These words my grandad spoke to me in a time of crisis in my life always stuck with me. A truly ‘manly’ man, although perhaps unknowingly, was teaching me to allow myself to accept and engage with the way I was feeling, rather than attempt the traditional British stiff upper lip or repress the pain and sorrow I felt.
This, I think, was probably the reason I also cried whilst watching the recent Netflix drama ‘The Dig’ retelling the discovery of Anglo-Saxon remains at Sutton Hoo. Robert, the young boy in floods of tears, runs into Mr Brown, a man brought onto the estate by Robert’s mother for archaeological excavations. Mr Brown simply says to him ‘Robert, we all fail, every day...I know it’s not what you want to hear right now’, it might not sound much but the simple affirmation of his struggles from someone he respects can have a profound effect on a young man. Perhaps more than Mr Brown would ever know.
I think this is why I saw so much of my grandfather in the character of Mr Brown. Like him, my grandad was not an ‘educated’ man, he passed the 11+ but his family couldn’t afford the grammar school fees. Like Basil Brown he left school at aged 12, but equally always had a hunger to learn. He never went to university, but but he had an incredible love and knowledge of History, particularly of his home county of Herefordshire. Mr Brown was equally rejected by his peers for his lack of academic achievement, but later exclaims that he could identify a handful of soil from anywhere in Suffolk, even down to the the person who’s land it came from.
In Mr Brown, young Robert finds a role model, a man to follow and look up to. It was perhaps not the most profound or intentional father-son, mentor-disciple relationship. But the importance of solid, characterful role models for young men can never be underestimated. In fact, I’d go so far as to say that the lack of them is one of the central reasons for the crisis we find in our Church in these times.
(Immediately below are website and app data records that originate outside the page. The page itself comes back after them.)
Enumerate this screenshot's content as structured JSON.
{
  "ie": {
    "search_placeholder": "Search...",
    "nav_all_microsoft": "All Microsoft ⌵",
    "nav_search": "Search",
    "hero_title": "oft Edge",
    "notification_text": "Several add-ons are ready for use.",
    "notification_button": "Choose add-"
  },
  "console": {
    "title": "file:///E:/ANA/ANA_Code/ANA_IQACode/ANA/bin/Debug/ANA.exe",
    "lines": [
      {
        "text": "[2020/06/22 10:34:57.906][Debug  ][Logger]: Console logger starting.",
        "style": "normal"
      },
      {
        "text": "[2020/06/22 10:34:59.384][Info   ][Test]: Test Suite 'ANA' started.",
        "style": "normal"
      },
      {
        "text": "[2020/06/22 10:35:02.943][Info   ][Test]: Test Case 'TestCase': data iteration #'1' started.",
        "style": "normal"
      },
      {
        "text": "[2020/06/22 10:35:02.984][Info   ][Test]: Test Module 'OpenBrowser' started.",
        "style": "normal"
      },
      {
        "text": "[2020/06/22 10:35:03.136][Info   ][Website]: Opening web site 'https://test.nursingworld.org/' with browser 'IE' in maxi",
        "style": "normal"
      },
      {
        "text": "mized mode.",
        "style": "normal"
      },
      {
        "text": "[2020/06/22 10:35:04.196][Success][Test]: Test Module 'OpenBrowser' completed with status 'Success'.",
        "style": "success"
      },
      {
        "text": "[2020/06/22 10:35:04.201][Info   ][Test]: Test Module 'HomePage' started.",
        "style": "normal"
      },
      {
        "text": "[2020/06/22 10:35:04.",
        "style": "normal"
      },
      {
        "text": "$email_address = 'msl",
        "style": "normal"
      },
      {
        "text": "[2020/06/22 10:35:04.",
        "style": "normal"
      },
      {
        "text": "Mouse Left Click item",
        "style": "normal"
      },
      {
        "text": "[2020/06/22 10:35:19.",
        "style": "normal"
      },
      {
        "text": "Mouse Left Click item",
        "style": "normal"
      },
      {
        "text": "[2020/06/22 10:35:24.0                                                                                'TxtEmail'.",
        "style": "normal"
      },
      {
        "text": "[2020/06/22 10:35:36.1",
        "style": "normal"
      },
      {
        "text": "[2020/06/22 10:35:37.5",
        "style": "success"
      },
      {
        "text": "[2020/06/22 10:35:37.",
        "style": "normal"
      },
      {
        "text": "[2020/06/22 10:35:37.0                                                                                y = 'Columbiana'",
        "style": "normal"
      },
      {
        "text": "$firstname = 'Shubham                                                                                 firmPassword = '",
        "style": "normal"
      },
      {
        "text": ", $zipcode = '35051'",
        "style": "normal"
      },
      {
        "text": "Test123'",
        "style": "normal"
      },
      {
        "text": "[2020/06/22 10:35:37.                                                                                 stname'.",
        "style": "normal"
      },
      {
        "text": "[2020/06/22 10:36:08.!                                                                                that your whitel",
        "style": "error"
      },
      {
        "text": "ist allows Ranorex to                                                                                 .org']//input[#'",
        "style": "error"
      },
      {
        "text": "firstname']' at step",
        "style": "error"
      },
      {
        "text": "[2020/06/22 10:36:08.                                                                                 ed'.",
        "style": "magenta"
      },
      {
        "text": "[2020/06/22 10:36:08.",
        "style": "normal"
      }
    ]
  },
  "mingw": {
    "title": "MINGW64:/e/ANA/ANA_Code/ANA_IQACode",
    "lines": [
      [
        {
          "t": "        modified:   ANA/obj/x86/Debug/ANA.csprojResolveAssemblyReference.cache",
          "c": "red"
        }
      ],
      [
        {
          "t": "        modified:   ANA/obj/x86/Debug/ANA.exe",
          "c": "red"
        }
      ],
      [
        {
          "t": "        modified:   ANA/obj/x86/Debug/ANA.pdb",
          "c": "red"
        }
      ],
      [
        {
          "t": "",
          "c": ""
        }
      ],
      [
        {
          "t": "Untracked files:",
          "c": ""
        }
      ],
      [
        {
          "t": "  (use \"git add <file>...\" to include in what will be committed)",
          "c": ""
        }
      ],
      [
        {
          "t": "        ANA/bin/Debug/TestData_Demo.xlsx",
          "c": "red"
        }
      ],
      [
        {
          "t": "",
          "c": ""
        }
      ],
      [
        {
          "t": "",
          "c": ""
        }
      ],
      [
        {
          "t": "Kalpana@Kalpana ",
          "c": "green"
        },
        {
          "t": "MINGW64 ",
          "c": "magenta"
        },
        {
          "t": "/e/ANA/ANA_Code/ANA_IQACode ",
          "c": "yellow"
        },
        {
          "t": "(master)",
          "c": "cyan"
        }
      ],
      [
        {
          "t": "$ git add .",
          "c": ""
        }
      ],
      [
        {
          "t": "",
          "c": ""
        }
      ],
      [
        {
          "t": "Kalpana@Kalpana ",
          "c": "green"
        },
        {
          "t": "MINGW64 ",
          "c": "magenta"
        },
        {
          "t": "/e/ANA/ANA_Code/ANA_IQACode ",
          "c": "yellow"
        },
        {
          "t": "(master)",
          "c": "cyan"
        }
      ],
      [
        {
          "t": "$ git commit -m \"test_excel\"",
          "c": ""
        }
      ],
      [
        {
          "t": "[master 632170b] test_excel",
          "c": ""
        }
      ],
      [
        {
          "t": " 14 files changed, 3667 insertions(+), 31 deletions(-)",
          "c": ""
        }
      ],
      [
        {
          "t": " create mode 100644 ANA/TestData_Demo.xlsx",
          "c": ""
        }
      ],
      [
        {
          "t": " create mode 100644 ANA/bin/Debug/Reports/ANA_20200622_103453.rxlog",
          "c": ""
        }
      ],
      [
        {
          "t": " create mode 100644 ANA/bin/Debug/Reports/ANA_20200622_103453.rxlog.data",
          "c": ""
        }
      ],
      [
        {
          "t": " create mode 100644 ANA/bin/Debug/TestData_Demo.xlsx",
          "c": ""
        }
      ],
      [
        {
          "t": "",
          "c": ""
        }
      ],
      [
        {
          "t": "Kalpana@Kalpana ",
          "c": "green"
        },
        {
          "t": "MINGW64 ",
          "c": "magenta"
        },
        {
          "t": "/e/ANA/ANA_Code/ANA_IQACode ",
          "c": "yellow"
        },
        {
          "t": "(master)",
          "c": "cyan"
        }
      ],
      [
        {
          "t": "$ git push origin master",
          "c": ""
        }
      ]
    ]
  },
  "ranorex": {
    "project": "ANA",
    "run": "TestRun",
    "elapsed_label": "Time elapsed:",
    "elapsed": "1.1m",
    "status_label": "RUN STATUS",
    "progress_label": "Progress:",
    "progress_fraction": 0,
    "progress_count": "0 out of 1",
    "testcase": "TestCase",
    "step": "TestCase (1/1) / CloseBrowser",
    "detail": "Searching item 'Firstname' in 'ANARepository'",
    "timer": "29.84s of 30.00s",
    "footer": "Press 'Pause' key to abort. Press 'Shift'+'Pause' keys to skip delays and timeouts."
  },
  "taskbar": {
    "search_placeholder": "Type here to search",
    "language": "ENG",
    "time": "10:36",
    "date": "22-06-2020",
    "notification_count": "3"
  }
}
Basil Brown, and my grandad, never taught their young protégés anything explicitly, but by their examples gave them a model of masculinity to follow. We may, as St Paul urges us, do well to take him as our example, as he took Christ (1 Cor 11:1). In so doing let us return to a sense of authentic, Catholic masculinity. Let us model to our sons a life of prayer, sacrifice, love and service of others.